The High Level Ranters were the first band of the North East to enthral me. Their full, exuberant sound was the equal of the great music emanating in Ireland and Scotland at the time and the individual members - I recall Alistair Anderson, Tommy Gilfellon, Johnny Handle and Colin Ross but others including Louis Killen were there, too, at different times - would also appear solo in duos at folk clubs, the Darlington one among them.
The region produced an Irish-flavoured band, the Reivers, the Northern Front with their stunning mix of superior music and uproarious Geordie and Wearside humour, family ensembles - the Elliots of Birtley, the Wilsons, Doonans, Sheehans and more - and solo performers. Among the latter I have fond memories of Marie Little, who moved from Lancashire to make her home in Sunderland, and of course the late Vin Garbutt.

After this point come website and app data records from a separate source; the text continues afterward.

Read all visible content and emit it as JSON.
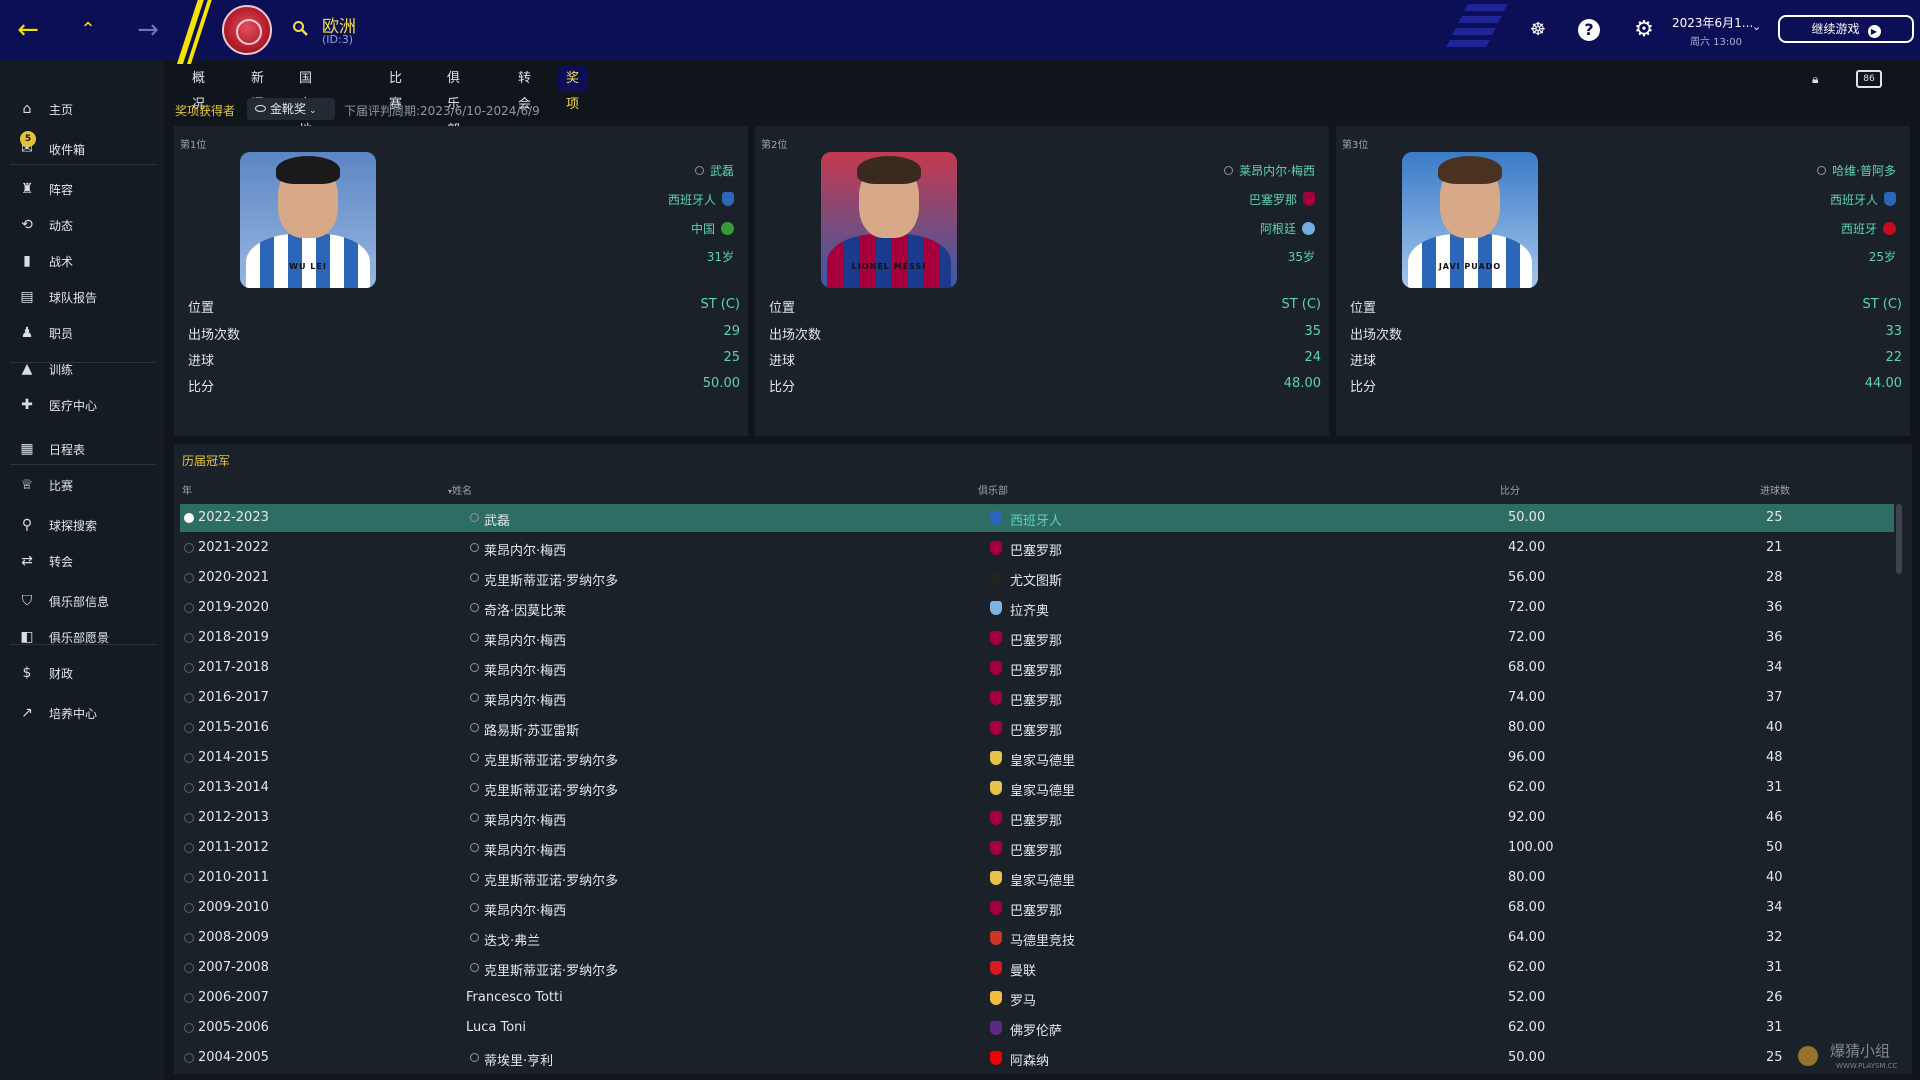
{
  "header": {
    "title": "欧洲",
    "subtitle": "(ID:3)",
    "date": "2023年6月1...",
    "day_time": "周六 13:00",
    "continue_label": "继续游戏"
  },
  "sidebar": {
    "inbox_badge": "5",
    "items": [
      {
        "label": "主页",
        "icon": "home-icon"
      },
      {
        "label": "收件箱",
        "icon": "inbox-icon"
      },
      {
        "label": "阵容",
        "icon": "shirt-icon"
      },
      {
        "label": "动态",
        "icon": "dynamics-icon"
      },
      {
        "label": "战术",
        "icon": "tactics-icon"
      },
      {
        "label": "球队报告",
        "icon": "report-icon"
      },
      {
        "label": "职员",
        "icon": "staff-icon"
      },
      {
        "label": "训练",
        "icon": "training-icon"
      },
      {
        "label": "医疗中心",
        "icon": "medical-icon"
      },
      {
        "label": "日程表",
        "icon": "calendar-icon"
      },
      {
        "label": "比赛",
        "icon": "trophy-icon"
      },
      {
        "label": "球探搜索",
        "icon": "search-icon"
      },
      {
        "label": "转会",
        "icon": "transfer-icon"
      },
      {
        "label": "俱乐部信息",
        "icon": "shield-icon"
      },
      {
        "label": "俱乐部愿景",
        "icon": "vision-icon"
      },
      {
        "label": "财政",
        "icon": "finance-icon"
      },
      {
        "label": "培养中心",
        "icon": "development-icon"
      }
    ]
  },
  "tabs": [
    "概况",
    "新闻",
    "国家/地区",
    "比赛",
    "俱乐部",
    "转会",
    "奖项"
  ],
  "awards": {
    "winners_label": "奖项获得者",
    "dropdown_value": "金靴奖",
    "period": "下届评判周期:2023/6/10-2024/6/9"
  },
  "podium": [
    {
      "rank": "第1位",
      "name": "武磊",
      "club": "西班牙人",
      "nation": "中国",
      "age": "31岁",
      "jersey": "WU LEI",
      "stats": [
        {
          "label": "位置",
          "value": "ST (C)"
        },
        {
          "label": "出场次数",
          "value": "29"
        },
        {
          "label": "进球",
          "value": "25"
        },
        {
          "label": "比分",
          "value": "50.00"
        }
      ]
    },
    {
      "rank": "第2位",
      "name": "莱昂内尔·梅西",
      "club": "巴塞罗那",
      "nation": "阿根廷",
      "age": "35岁",
      "jersey": "LIONEL MESSI",
      "stats": [
        {
          "label": "位置",
          "value": "ST (C)"
        },
        {
          "label": "出场次数",
          "value": "35"
        },
        {
          "label": "进球",
          "value": "24"
        },
        {
          "label": "比分",
          "value": "48.00"
        }
      ]
    },
    {
      "rank": "第3位",
      "name": "哈维·普阿多",
      "club": "西班牙人",
      "nation": "西班牙",
      "age": "25岁",
      "jersey": "JAVI PUADO",
      "stats": [
        {
          "label": "位置",
          "value": "ST (C)"
        },
        {
          "label": "出场次数",
          "value": "33"
        },
        {
          "label": "进球",
          "value": "22"
        },
        {
          "label": "比分",
          "value": "44.00"
        }
      ]
    }
  ],
  "history": {
    "title": "历届冠军",
    "headers": {
      "year": "年",
      "name": "姓名",
      "club": "俱乐部",
      "score": "比分",
      "goals": "进球数"
    },
    "rows": [
      {
        "year": "2022-2023",
        "name": "武磊",
        "club": "西班牙人",
        "score": "50.00",
        "goals": "25"
      },
      {
        "year": "2021-2022",
        "name": "莱昂内尔·梅西",
        "club": "巴塞罗那",
        "score": "42.00",
        "goals": "21"
      },
      {
        "year": "2020-2021",
        "name": "克里斯蒂亚诺·罗纳尔多",
        "club": "尤文图斯",
        "score": "56.00",
        "goals": "28"
      },
      {
        "year": "2019-2020",
        "name": "奇洛·因莫比莱",
        "club": "拉齐奥",
        "score": "72.00",
        "goals": "36"
      },
      {
        "year": "2018-2019",
        "name": "莱昂内尔·梅西",
        "club": "巴塞罗那",
        "score": "72.00",
        "goals": "36"
      },
      {
        "year": "2017-2018",
        "name": "莱昂内尔·梅西",
        "club": "巴塞罗那",
        "score": "68.00",
        "goals": "34"
      },
      {
        "year": "2016-2017",
        "name": "莱昂内尔·梅西",
        "club": "巴塞罗那",
        "score": "74.00",
        "goals": "37"
      },
      {
        "year": "2015-2016",
        "name": "路易斯·苏亚雷斯",
        "club": "巴塞罗那",
        "score": "80.00",
        "goals": "40"
      },
      {
        "year": "2014-2015",
        "name": "克里斯蒂亚诺·罗纳尔多",
        "club": "皇家马德里",
        "score": "96.00",
        "goals": "48"
      },
      {
        "year": "2013-2014",
        "name": "克里斯蒂亚诺·罗纳尔多",
        "club": "皇家马德里",
        "score": "62.00",
        "goals": "31"
      },
      {
        "year": "2012-2013",
        "name": "莱昂内尔·梅西",
        "club": "巴塞罗那",
        "score": "92.00",
        "goals": "46"
      },
      {
        "year": "2011-2012",
        "name": "莱昂内尔·梅西",
        "club": "巴塞罗那",
        "score": "100.00",
        "goals": "50"
      },
      {
        "year": "2010-2011",
        "name": "克里斯蒂亚诺·罗纳尔多",
        "club": "皇家马德里",
        "score": "80.00",
        "goals": "40"
      },
      {
        "year": "2009-2010",
        "name": "莱昂内尔·梅西",
        "club": "巴塞罗那",
        "score": "68.00",
        "goals": "34"
      },
      {
        "year": "2008-2009",
        "name": "迭戈·弗兰",
        "club": "马德里竞技",
        "score": "64.00",
        "goals": "32"
      },
      {
        "year": "2007-2008",
        "name": "克里斯蒂亚诺·罗纳尔多",
        "club": "曼联",
        "score": "62.00",
        "goals": "31"
      },
      {
        "year": "2006-2007",
        "name": "Francesco Totti",
        "club": "罗马",
        "score": "52.00",
        "goals": "26"
      },
      {
        "year": "2005-2006",
        "name": "Luca Toni",
        "club": "佛罗伦萨",
        "score": "62.00",
        "goals": "31"
      },
      {
        "year": "2004-2005",
        "name": "蒂埃里·亨利",
        "club": "阿森纳",
        "score": "50.00",
        "goals": "25"
      }
    ]
  },
  "watermark": {
    "text": "爆猜小组",
    "sub": "WWW.PLAYSM.CC"
  },
  "colors": {
    "accent": "#5fd1b7",
    "topbar": "#0c0e56",
    "highlight": "#f3e24a",
    "selected_row": "#2e6d63"
  }
}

Vin is for later. Marie appears here with an enchanting track from her very good first album. She was enchanting, too (I remember one man being so smitten that he painted a gorgeous portrait of her), and I am sure still is. You could say that kind of thing back then and Marie herself did not become so politically correct that she wouldn't call an album decades later Hot Pants to Hot Flushes.
When I interviewed Marie in 2008 - with a quickfire Q&A bolted on - she said: "I am one of those lucky people who could die tomorrow and have no regrets. I would not change anything (even the bad stuff in life helps you grow as a person). I have never been ambitious but opportunities have come to my door and I have accepted them and had a wonderful time. "
I still think the world of her.
In that interview, Marie said when asked for her own musical preferences: "... for fab entertainment you can't whack The Doonans or New Rope String band."
I confess to knowing nothing of the New Rope String Band. The Doonans I love, for their Irish treatment of rock and soul, the rock treatment of Irish songs and all the energetic bursts of Irish dancing from the Doonettes (another thing you could say back then). I used to call them Geordie-Irish but at least one of the women who danced with them assured me she was a proper Mackem (and therefore a Sunderland supporter).
Here's the Tender Coming is a gripping Tyneside tale of men being press-ganged into naval service. The Doonans' live version is one of so many that the song could feature in a future edition of Cover Story.
In a further edition of this little series, or maybe Cover Story, I will discuss the Unthanks' beautiful reading of the late Terry Conway's Fareweel Regality - and his own For now, I will honour the memory of its composer, singjng the Sandgate Lad in the company of Johnny Handle, Benny Graham and Vic Gammon at the Bridge Hotel, a celebrated Newcastle folk venue.
Have I whetted the appetite? I hope so. The North East has many more musical treasures to enjoy and I shall endeavour to share some of them on these pages. I even promise to come up with something more substantial from Lindisfarne than the Newcastle broon ale song (good jingle, though I’ve no liking for the beer it advertises) ...